▶ EXERCISE AIM: Provide an exact copy of the data, excluding the images.

▶ RECORDS SUPPLIED:
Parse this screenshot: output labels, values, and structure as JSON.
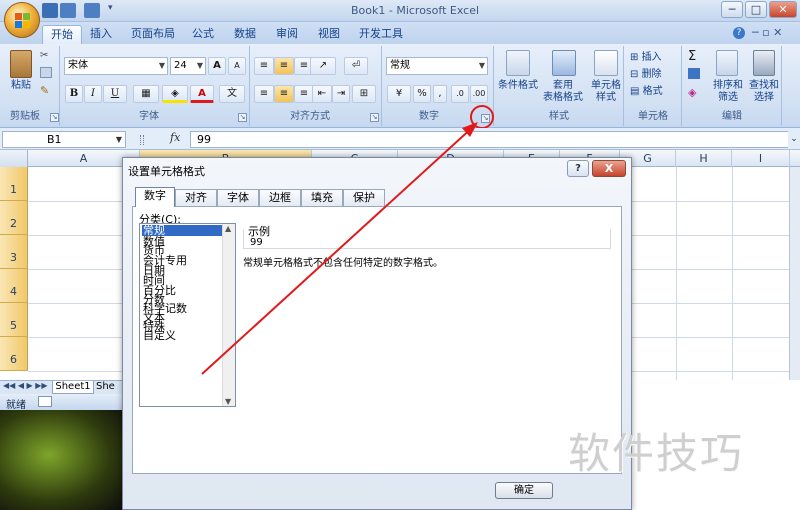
{
  "window": {
    "title": "Book1 - Microsoft Excel"
  },
  "tabs": [
    {
      "label": "开始",
      "active": true
    },
    {
      "label": "插入"
    },
    {
      "label": "页面布局"
    },
    {
      "label": "公式"
    },
    {
      "label": "数据"
    },
    {
      "label": "审阅"
    },
    {
      "label": "视图"
    },
    {
      "label": "开发工具"
    }
  ],
  "ribbon": {
    "clipboard": {
      "paste": "粘贴",
      "label": "剪贴板"
    },
    "font": {
      "name": "宋体",
      "size": "24",
      "bold": "B",
      "italic": "I",
      "underline": "U",
      "label": "字体",
      "grow": "A",
      "shrink": "A",
      "font_color_letter": "A"
    },
    "alignment": {
      "label": "对齐方式"
    },
    "number": {
      "format": "常规",
      "percent": "%",
      "comma": ",",
      "label": "数字"
    },
    "styles": {
      "conditional": "条件格式",
      "table": "套用",
      "table2": "表格格式",
      "cell": "单元格",
      "cell2": "样式",
      "label": "样式"
    },
    "cells": {
      "insert": "插入",
      "delete": "删除",
      "format": "格式",
      "label": "单元格"
    },
    "editing": {
      "sigma": "Σ",
      "sort": "排序和",
      "sort2": "筛选",
      "find": "查找和",
      "find2": "选择",
      "label": "编辑"
    }
  },
  "formula_bar": {
    "name_box": "B1",
    "fx": "fx",
    "content": "99"
  },
  "grid": {
    "columns": [
      "A",
      "B",
      "C",
      "D",
      "E",
      "F",
      "G",
      "H",
      "I"
    ],
    "rows": [
      "1",
      "2",
      "3",
      "4",
      "5",
      "6"
    ],
    "selected_column": "B"
  },
  "sheet": {
    "tab1": "Sheet1",
    "tab2": "She",
    "status": "就绪"
  },
  "dialog": {
    "title": "设置单元格格式",
    "help": "?",
    "close": "X",
    "tabs": [
      "数字",
      "对齐",
      "字体",
      "边框",
      "填充",
      "保护"
    ],
    "category_label": "分类(C):",
    "categories": [
      "常规",
      "数值",
      "货币",
      "会计专用",
      "日期",
      "时间",
      "百分比",
      "分数",
      "科学记数",
      "文本",
      "特殊",
      "自定义"
    ],
    "selected_category": "常规",
    "sample_label": "示例",
    "sample_value": "99",
    "description": "常规单元格格式不包含任何特定的数字格式。",
    "ok": "确定"
  },
  "watermark": "软件技巧",
  "colors": {
    "accent": "#e01a1a",
    "ribbon": "#dbe7f6",
    "selected": "#316ac5"
  }
}
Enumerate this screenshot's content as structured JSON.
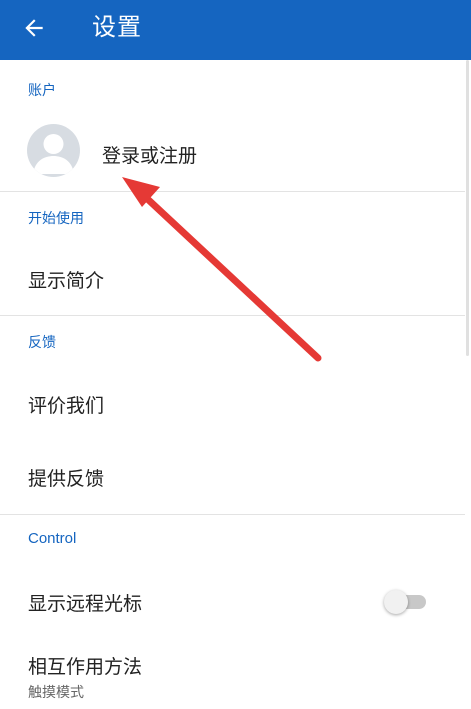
{
  "appbar": {
    "title": "设置",
    "back_icon": "arrow-left-icon",
    "color": "#1565c0"
  },
  "sections": {
    "account": {
      "header": "账户",
      "login_label": "登录或注册",
      "avatar_icon": "user-avatar-icon"
    },
    "getting_started": {
      "header": "开始使用",
      "intro_label": "显示简介"
    },
    "feedback": {
      "header": "反馈",
      "rate_label": "评价我们",
      "feedback_label": "提供反馈"
    },
    "control": {
      "header": "Control",
      "remote_cursor_label": "显示远程光标",
      "remote_cursor_enabled": false,
      "interaction_label": "相互作用方法",
      "interaction_value": "触摸模式"
    }
  },
  "annotation": {
    "arrow_color": "#e53935"
  }
}
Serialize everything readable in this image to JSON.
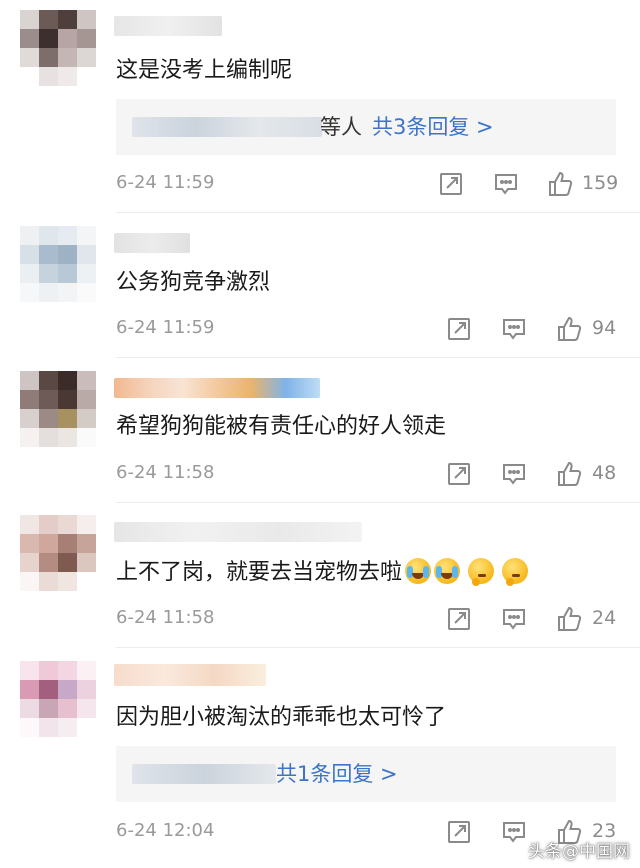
{
  "comments": [
    {
      "text": "这是没考上编制呢",
      "reply": {
        "suffix": "等人",
        "link": "共3条回复 >"
      },
      "time": "6-24 11:59",
      "likes": "159"
    },
    {
      "text": "公务狗竞争激烈",
      "time": "6-24 11:59",
      "likes": "94"
    },
    {
      "text": "希望狗狗能被有责任心的好人领走",
      "time": "6-24 11:58",
      "likes": "48"
    },
    {
      "text": "上不了岗，就要去当宠物去啦",
      "time": "6-24 11:58",
      "likes": "24"
    },
    {
      "text": "因为胆小被淘汰的乖乖也太可怜了",
      "reply": {
        "link": "共1条回复 >"
      },
      "time": "6-24 12:04",
      "likes": "23"
    }
  ],
  "emojis": [
    "crying-laughing-emoji",
    "crying-laughing-emoji",
    "thinking-emoji",
    "thinking-emoji"
  ],
  "watermark": "头条@中国网",
  "colors": {
    "link": "#3d74c7",
    "meta": "#9a9a9a",
    "reply_bg": "#f5f5f5"
  },
  "icons": [
    "share-icon",
    "comment-icon",
    "like-icon"
  ]
}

▶ RESPONSE:
Parse this screenshot: output labels, values, and structure as JSON.
{
  "window": {
    "title": "Book1 - Microsoft Excel"
  },
  "tabs": [
    {
      "label": "开始",
      "active": true
    },
    {
      "label": "插入"
    },
    {
      "label": "页面布局"
    },
    {
      "label": "公式"
    },
    {
      "label": "数据"
    },
    {
      "label": "审阅"
    },
    {
      "label": "视图"
    },
    {
      "label": "开发工具"
    }
  ],
  "ribbon": {
    "clipboard": {
      "paste": "粘贴",
      "label": "剪贴板"
    },
    "font": {
      "name": "宋体",
      "size": "24",
      "bold": "B",
      "italic": "I",
      "underline": "U",
      "label": "字体",
      "grow": "A",
      "shrink": "A",
      "font_color_letter": "A"
    },
    "alignment": {
      "label": "对齐方式"
    },
    "number": {
      "format": "常规",
      "percent": "%",
      "comma": ",",
      "label": "数字"
    },
    "styles": {
      "conditional": "条件格式",
      "table": "套用",
      "table2": "表格格式",
      "cell": "单元格",
      "cell2": "样式",
      "label": "样式"
    },
    "cells": {
      "insert": "插入",
      "delete": "删除",
      "format": "格式",
      "label": "单元格"
    },
    "editing": {
      "sigma": "Σ",
      "sort": "排序和",
      "sort2": "筛选",
      "find": "查找和",
      "find2": "选择",
      "label": "编辑"
    }
  },
  "formula_bar": {
    "name_box": "B1",
    "fx": "fx",
    "content": "99"
  },
  "grid": {
    "columns": [
      "A",
      "B",
      "C",
      "D",
      "E",
      "F",
      "G",
      "H",
      "I"
    ],
    "rows": [
      "1",
      "2",
      "3",
      "4",
      "5",
      "6"
    ],
    "selected_column": "B"
  },
  "sheet": {
    "tab1": "Sheet1",
    "tab2": "She",
    "status": "就绪"
  },
  "dialog": {
    "title": "设置单元格格式",
    "help": "?",
    "close": "X",
    "tabs": [
      "数字",
      "对齐",
      "字体",
      "边框",
      "填充",
      "保护"
    ],
    "category_label": "分类(C):",
    "categories": [
      "常规",
      "数值",
      "货币",
      "会计专用",
      "日期",
      "时间",
      "百分比",
      "分数",
      "科学记数",
      "文本",
      "特殊",
      "自定义"
    ],
    "selected_category": "常规",
    "sample_label": "示例",
    "sample_value": "99",
    "description": "常规单元格格式不包含任何特定的数字格式。",
    "ok": "确定"
  },
  "watermark": "软件技巧",
  "colors": {
    "accent": "#e01a1a",
    "ribbon": "#dbe7f6",
    "selected": "#316ac5"
  }
}
Enumerate this screenshot's content as structured JSON.
{
  "appbar": {
    "title": "设置",
    "back_icon": "arrow-left-icon",
    "color": "#1565c0"
  },
  "sections": {
    "account": {
      "header": "账户",
      "login_label": "登录或注册",
      "avatar_icon": "user-avatar-icon"
    },
    "getting_started": {
      "header": "开始使用",
      "intro_label": "显示简介"
    },
    "feedback": {
      "header": "反馈",
      "rate_label": "评价我们",
      "feedback_label": "提供反馈"
    },
    "control": {
      "header": "Control",
      "remote_cursor_label": "显示远程光标",
      "remote_cursor_enabled": false,
      "interaction_label": "相互作用方法",
      "interaction_value": "触摸模式"
    }
  },
  "annotation": {
    "arrow_color": "#e53935"
  }
}
Serialize everything readable in this image to JSON.
{
  "comments": [
    {
      "text": "这是没考上编制呢",
      "reply": {
        "suffix": "等人",
        "link": "共3条回复 >"
      },
      "time": "6-24 11:59",
      "likes": "159"
    },
    {
      "text": "公务狗竞争激烈",
      "time": "6-24 11:59",
      "likes": "94"
    },
    {
      "text": "希望狗狗能被有责任心的好人领走",
      "time": "6-24 11:58",
      "likes": "48"
    },
    {
      "text": "上不了岗，就要去当宠物去啦",
      "time": "6-24 11:58",
      "likes": "24"
    },
    {
      "text": "因为胆小被淘汰的乖乖也太可怜了",
      "reply": {
        "link": "共1条回复 >"
      },
      "time": "6-24 12:04",
      "likes": "23"
    }
  ],
  "emojis": [
    "crying-laughing-emoji",
    "crying-laughing-emoji",
    "thinking-emoji",
    "thinking-emoji"
  ],
  "watermark": "头条@中国网",
  "colors": {
    "link": "#3d74c7",
    "meta": "#9a9a9a",
    "reply_bg": "#f5f5f5"
  },
  "icons": [
    "share-icon",
    "comment-icon",
    "like-icon"
  ]
}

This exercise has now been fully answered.